Byline: Hannah Jones
I'M going to ask a question Carrie Bradshaw style: Why do men loathe Sex and the City? I would be hard pressed to come up with a definitive answer but if I was as ballsy as Carrie and her high-heeled crew I'd hazard a guess that it's because this is a show, its fluff and hedonistic garb aside, which turns the sex war on its head.
When it comes to asking women to go out on a Wednesday when the show is on, spouses are clear of out luck in the intimate divide.
Now while the males of the species flout and pout their disappointment, I wonder if they would wear such a wide scowl if they were blown out for any other programme.
But Sex and the City seems to scramble up programmed sex roles because here we see women openly talking about the size of male genitalia and what their lovers are like between the sheets in a light-hearted and rather slick way.
And let's be honest here, a show on mainstream television which has men comparing and contrasting the size of women's breasts and their acrobatic skills in the bedroom would be blown out of the water on the grounds of good taste before the ink had time to dry on premature letters of complaint.

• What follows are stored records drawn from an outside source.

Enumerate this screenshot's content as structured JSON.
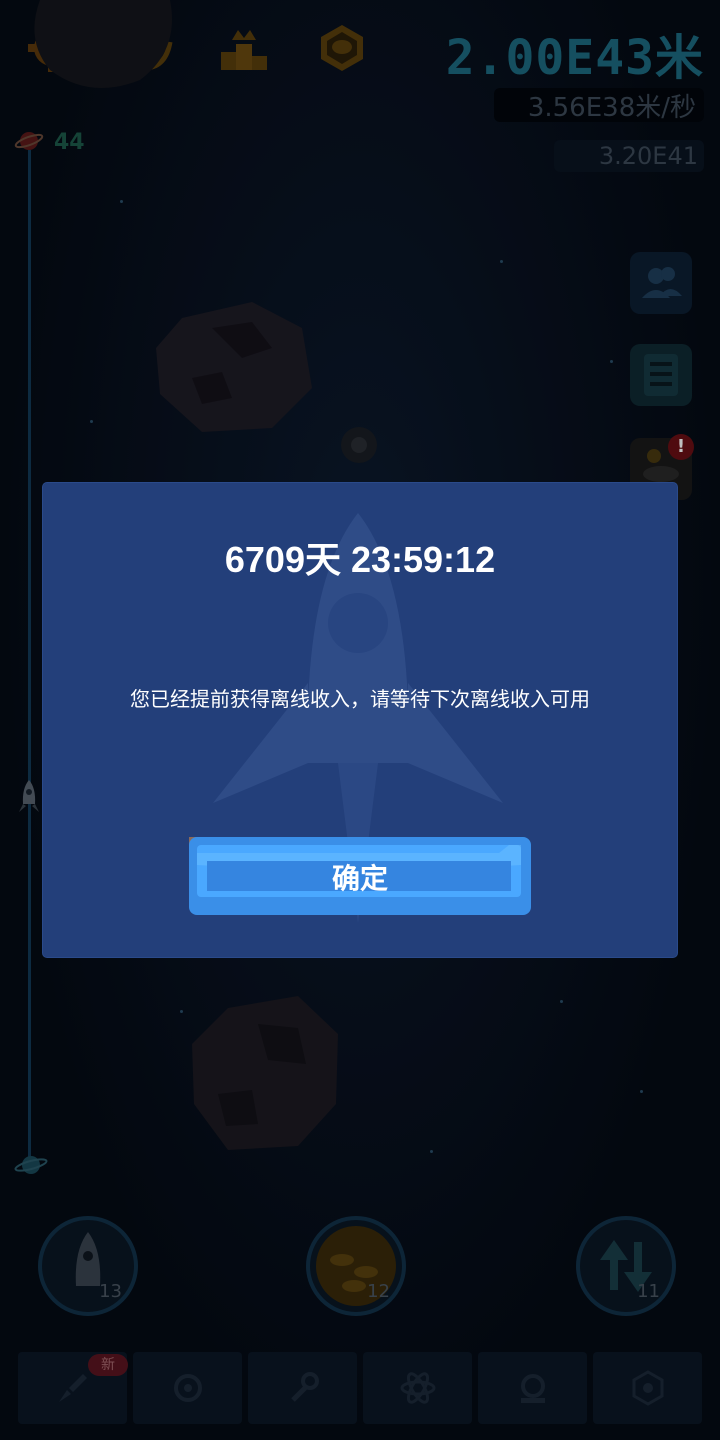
{
  "hud": {
    "distance": "2.00E43米",
    "speed": "3.56E38米/秒",
    "coins": "3.20E41",
    "level": "44"
  },
  "round_buttons": [
    {
      "name": "rocket",
      "count": "13"
    },
    {
      "name": "coins",
      "count": "12"
    },
    {
      "name": "swap",
      "count": "11"
    }
  ],
  "bottom_nav": {
    "new_badge": "新"
  },
  "side_alert": "!",
  "dialog": {
    "time": "6709天 23:59:12",
    "message": "您已经提前获得离线收入，请等待下次离线收入可用",
    "confirm_label": "确定"
  },
  "colors": {
    "dialog_bg": "#233f7a",
    "button_blue": "#3a8fe8",
    "button_brown": "#8a6a5a"
  }
}
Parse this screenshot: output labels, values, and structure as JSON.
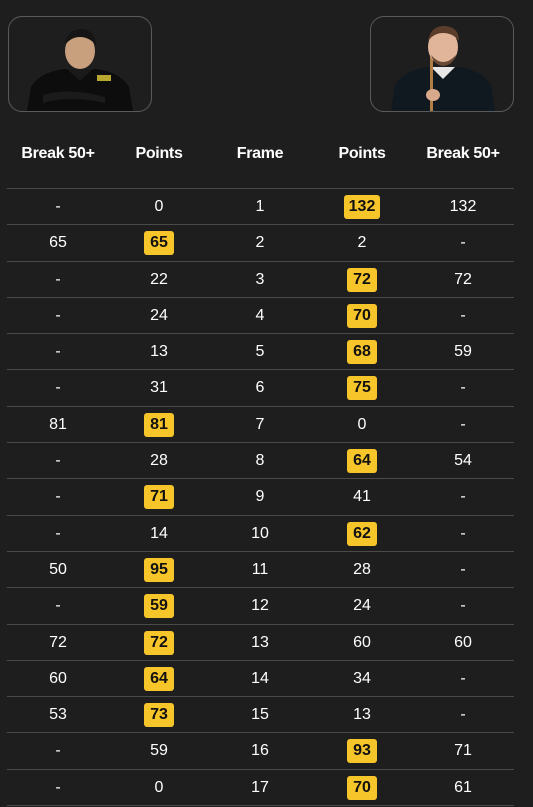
{
  "headers": {
    "left_break": "Break 50+",
    "left_points": "Points",
    "frame": "Frame",
    "right_points": "Points",
    "right_break": "Break 50+"
  },
  "players": {
    "left": {
      "image": "player-photo"
    },
    "right": {
      "image": "player-photo"
    }
  },
  "colors": {
    "background": "#1e1e1e",
    "highlight": "#f6c529",
    "divider": "#4a4a4a"
  },
  "frames": [
    {
      "lb": "-",
      "lp": "0",
      "f": "1",
      "rp": "132",
      "rb": "132",
      "win": "right"
    },
    {
      "lb": "65",
      "lp": "65",
      "f": "2",
      "rp": "2",
      "rb": "-",
      "win": "left"
    },
    {
      "lb": "-",
      "lp": "22",
      "f": "3",
      "rp": "72",
      "rb": "72",
      "win": "right"
    },
    {
      "lb": "-",
      "lp": "24",
      "f": "4",
      "rp": "70",
      "rb": "-",
      "win": "right"
    },
    {
      "lb": "-",
      "lp": "13",
      "f": "5",
      "rp": "68",
      "rb": "59",
      "win": "right"
    },
    {
      "lb": "-",
      "lp": "31",
      "f": "6",
      "rp": "75",
      "rb": "-",
      "win": "right"
    },
    {
      "lb": "81",
      "lp": "81",
      "f": "7",
      "rp": "0",
      "rb": "-",
      "win": "left"
    },
    {
      "lb": "-",
      "lp": "28",
      "f": "8",
      "rp": "64",
      "rb": "54",
      "win": "right"
    },
    {
      "lb": "-",
      "lp": "71",
      "f": "9",
      "rp": "41",
      "rb": "-",
      "win": "left"
    },
    {
      "lb": "-",
      "lp": "14",
      "f": "10",
      "rp": "62",
      "rb": "-",
      "win": "right"
    },
    {
      "lb": "50",
      "lp": "95",
      "f": "11",
      "rp": "28",
      "rb": "-",
      "win": "left"
    },
    {
      "lb": "-",
      "lp": "59",
      "f": "12",
      "rp": "24",
      "rb": "-",
      "win": "left"
    },
    {
      "lb": "72",
      "lp": "72",
      "f": "13",
      "rp": "60",
      "rb": "60",
      "win": "left"
    },
    {
      "lb": "60",
      "lp": "64",
      "f": "14",
      "rp": "34",
      "rb": "-",
      "win": "left"
    },
    {
      "lb": "53",
      "lp": "73",
      "f": "15",
      "rp": "13",
      "rb": "-",
      "win": "left"
    },
    {
      "lb": "-",
      "lp": "59",
      "f": "16",
      "rp": "93",
      "rb": "71",
      "win": "right"
    },
    {
      "lb": "-",
      "lp": "0",
      "f": "17",
      "rp": "70",
      "rb": "61",
      "win": "right"
    }
  ]
}
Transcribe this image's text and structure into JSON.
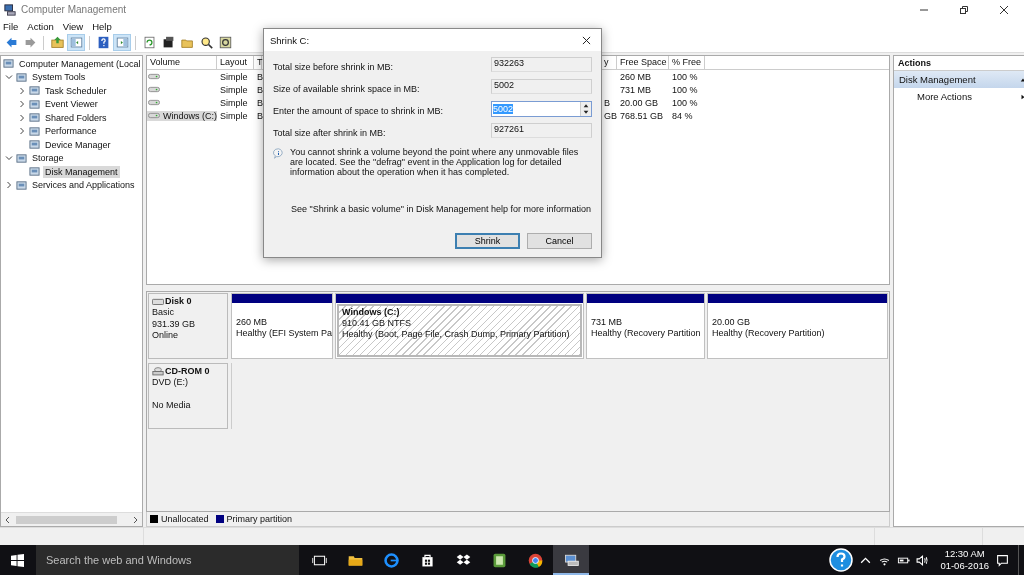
{
  "window": {
    "title": "Computer Management"
  },
  "menu": [
    "File",
    "Action",
    "View",
    "Help"
  ],
  "toolbar": [
    {
      "kind": "back",
      "disabled": false,
      "pressed": false
    },
    {
      "kind": "forward",
      "disabled": true,
      "pressed": false
    },
    {
      "kind": "up",
      "pressed": false
    },
    {
      "kind": "tree",
      "pressed": true
    },
    {
      "kind": "help",
      "pressed": false
    },
    {
      "kind": "pane",
      "pressed": true
    },
    {
      "kind": "refresh",
      "pressed": false
    },
    {
      "kind": "properties",
      "pressed": false
    },
    {
      "kind": "open",
      "pressed": false
    },
    {
      "kind": "search",
      "pressed": false
    },
    {
      "kind": "settings",
      "pressed": false
    }
  ],
  "tree": [
    {
      "label": "Computer Management (Local",
      "selected": false,
      "children": [
        {
          "label": "System Tools",
          "expandable": true,
          "expanded": true,
          "selected": false,
          "children": [
            {
              "label": "Task Scheduler",
              "expandable": true,
              "selected": false
            },
            {
              "label": "Event Viewer",
              "expandable": true,
              "selected": false
            },
            {
              "label": "Shared Folders",
              "expandable": true,
              "selected": false
            },
            {
              "label": "Performance",
              "expandable": true,
              "selected": false
            },
            {
              "label": "Device Manager",
              "selected": false
            }
          ]
        },
        {
          "label": "Storage",
          "expandable": true,
          "expanded": true,
          "selected": false,
          "children": [
            {
              "label": "Disk Management",
              "selected": true
            }
          ]
        },
        {
          "label": "Services and Applications",
          "expandable": true,
          "selected": false
        }
      ]
    }
  ],
  "volumes": {
    "columns": [
      "Volume",
      "Layout",
      "T",
      "y",
      "Free Space",
      "% Free"
    ],
    "rows": [
      {
        "cells": [
          "",
          "Simple",
          "B",
          "",
          "260 MB",
          "100 %"
        ],
        "selected": false
      },
      {
        "cells": [
          "",
          "Simple",
          "B",
          "",
          "731 MB",
          "100 %"
        ],
        "selected": false
      },
      {
        "cells": [
          "",
          "Simple",
          "B",
          "B",
          "20.00 GB",
          "100 %"
        ],
        "selected": false
      },
      {
        "cells": [
          "Windows (C:)",
          "Simple",
          "B",
          "GB",
          "768.51 GB",
          "84 %"
        ],
        "selected": true
      }
    ]
  },
  "disks": [
    {
      "kind": "hdd",
      "name": "Disk 0",
      "type": "Basic",
      "size": "931.39 GB",
      "status": "Online",
      "partitions": [
        {
          "size": "260 MB",
          "status": "Healthy (EFI System Pa",
          "selected": false
        },
        {
          "name": "Windows  (C:)",
          "size": "910.41 GB NTFS",
          "status": "Healthy (Boot, Page File, Crash Dump, Primary Partition)",
          "selected": true
        },
        {
          "size": "731 MB",
          "status": "Healthy (Recovery Partition",
          "selected": false
        },
        {
          "size": "20.00 GB",
          "status": "Healthy (Recovery Partition)",
          "selected": false
        }
      ]
    },
    {
      "kind": "cdrom",
      "name": "CD-ROM 0",
      "type": "DVD (E:)",
      "status": "No Media"
    }
  ],
  "legend": [
    {
      "label": "Unallocated",
      "color": "#000000"
    },
    {
      "label": "Primary partition",
      "color": "#000080"
    }
  ],
  "actions": {
    "title": "Actions",
    "section": {
      "label": "Disk Management",
      "expanded": true
    },
    "items": [
      {
        "label": "More Actions"
      }
    ]
  },
  "dialog": {
    "title": "Shrink C:",
    "fields": [
      {
        "kind": "readonly",
        "label": "Total size before shrink in MB:",
        "value": "932263"
      },
      {
        "kind": "readonly",
        "label": "Size of available shrink space in MB:",
        "value": "5002"
      },
      {
        "kind": "spin",
        "label": "Enter the amount of space to shrink in MB:",
        "value": "5002"
      },
      {
        "kind": "readonly",
        "label": "Total size after shrink in MB:",
        "value": "927261"
      }
    ],
    "info": "You cannot shrink a volume beyond the point where any unmovable files are located. See the \"defrag\" event in the Application log for detailed information about the operation when it has completed.",
    "help": "See \"Shrink a basic volume\" in Disk Management help for more information",
    "buttons": [
      {
        "label": "Shrink",
        "default": true
      },
      {
        "label": "Cancel",
        "default": false
      }
    ]
  },
  "taskbar": {
    "search": {
      "placeholder": "Search the web and Windows"
    },
    "apps": [
      {
        "kind": "taskview",
        "selected": false
      },
      {
        "kind": "explorer",
        "selected": false
      },
      {
        "kind": "edge",
        "selected": false
      },
      {
        "kind": "store",
        "selected": false
      },
      {
        "kind": "dropbox",
        "selected": false
      },
      {
        "kind": "evernote",
        "selected": false
      },
      {
        "kind": "chrome",
        "selected": false
      },
      {
        "kind": "compmgmt",
        "selected": true
      }
    ],
    "clock": {
      "time": "12:30 AM",
      "date": "01-06-2016"
    }
  }
}
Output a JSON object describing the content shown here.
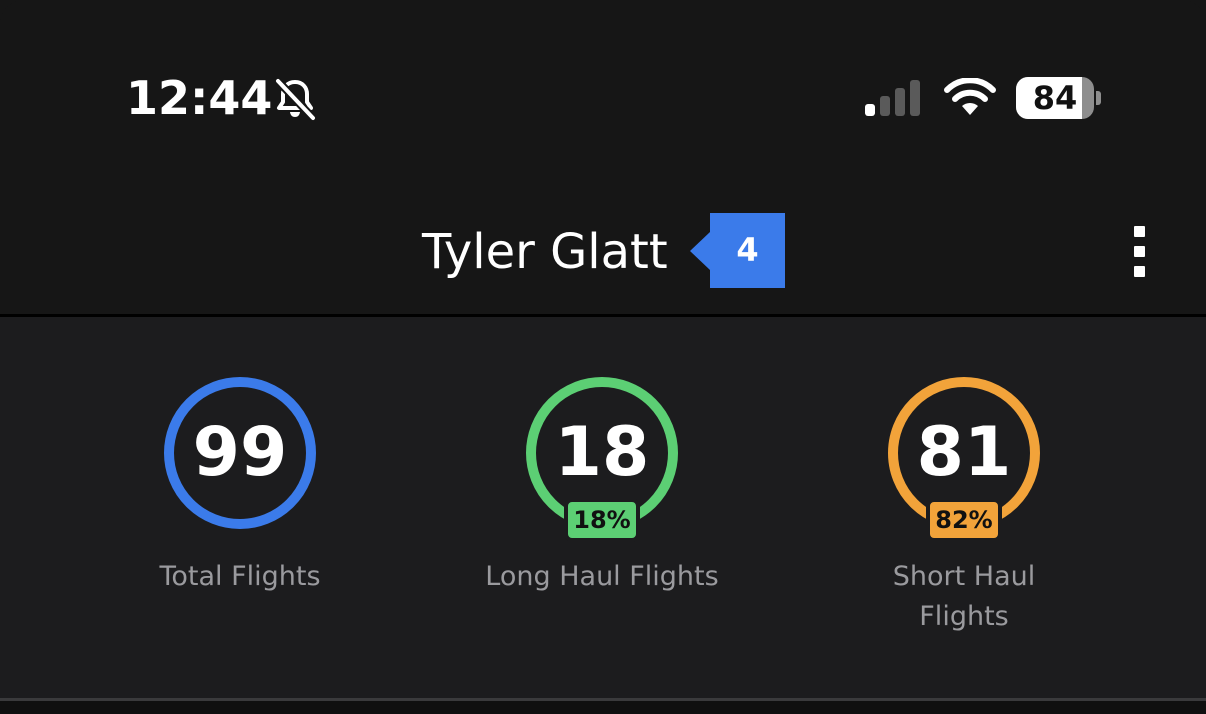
{
  "status_bar": {
    "time": "12:44",
    "battery_level": "84",
    "battery_fraction": 0.84,
    "signal_bars_active": 1,
    "signal_bars_total": 4,
    "icons": [
      "bell-off-icon",
      "signal-icon",
      "wifi-icon",
      "battery-icon"
    ]
  },
  "header": {
    "title": "Tyler Glatt",
    "badge": "4",
    "menu_icon": "more-vertical-icon"
  },
  "stats": [
    {
      "value": "99",
      "label": "Total Flights",
      "percent": "",
      "color": "#3b7bea"
    },
    {
      "value": "18",
      "label": "Long Haul Flights",
      "percent": "18%",
      "color": "#5ccf74"
    },
    {
      "value": "81",
      "label": "Short Haul\nFlights",
      "percent": "82%",
      "color": "#f2a33a"
    }
  ],
  "colors": {
    "background": "#161616",
    "panel": "#1c1c1e",
    "accent_blue": "#3b7bea",
    "green": "#5ccf74",
    "orange": "#f2a33a",
    "label_gray": "#9a9a9e"
  }
}
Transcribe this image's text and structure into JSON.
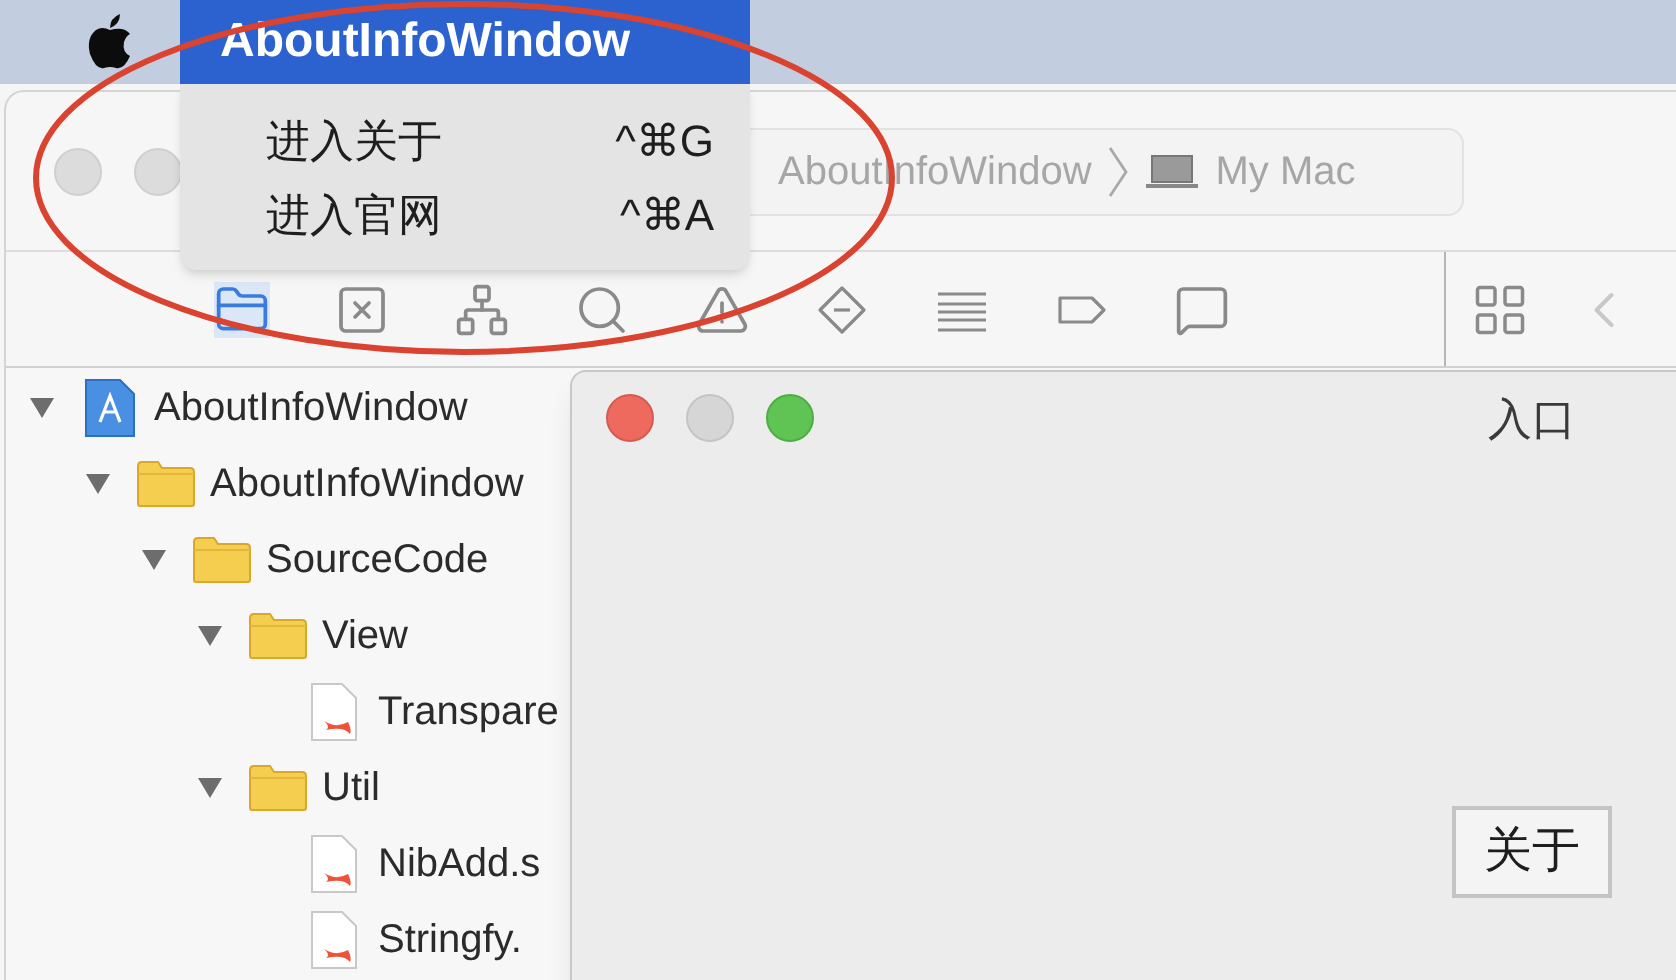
{
  "menu_bar": {
    "menus": [
      {
        "label": "AboutInfoWindow",
        "selected": true
      }
    ]
  },
  "menu": {
    "items": [
      {
        "label": "进入关于",
        "shortcut": "^⌘G"
      },
      {
        "label": "进入官网",
        "shortcut": "^⌘A"
      }
    ]
  },
  "xcode_window": {
    "breadcrumb": [
      {
        "label": "AboutInfoWindow",
        "kind": "target"
      },
      {
        "label": "My Mac",
        "kind": "device"
      }
    ],
    "navigator_tabs": [
      {
        "selected": true
      },
      {
        "selected": false
      },
      {
        "selected": false
      },
      {
        "selected": false
      },
      {
        "selected": false
      },
      {
        "selected": false
      },
      {
        "selected": false
      },
      {
        "selected": false
      },
      {
        "selected": false
      }
    ],
    "tree": [
      {
        "label": "AboutInfoWindow",
        "kind": "project",
        "expanded": true,
        "children": [
          {
            "label": "AboutInfoWindow",
            "kind": "folder",
            "expanded": true,
            "children": [
              {
                "label": "SourceCode",
                "kind": "folder",
                "expanded": true,
                "children": [
                  {
                    "label": "View",
                    "kind": "folder",
                    "expanded": true,
                    "children": [
                      {
                        "label": "Transpare",
                        "kind": "swift"
                      }
                    ]
                  },
                  {
                    "label": "Util",
                    "kind": "folder",
                    "expanded": true,
                    "children": [
                      {
                        "label": "NibAdd.s",
                        "kind": "swift"
                      },
                      {
                        "label": "Stringfy.",
                        "kind": "swift"
                      }
                    ]
                  }
                ]
              }
            ]
          }
        ]
      }
    ]
  },
  "app_window": {
    "title": "入口",
    "button": "关于"
  }
}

It's a fear thing, then; the fear that the real women in their lives get together like Carrie and her cohorts and speak explicitly about their sex …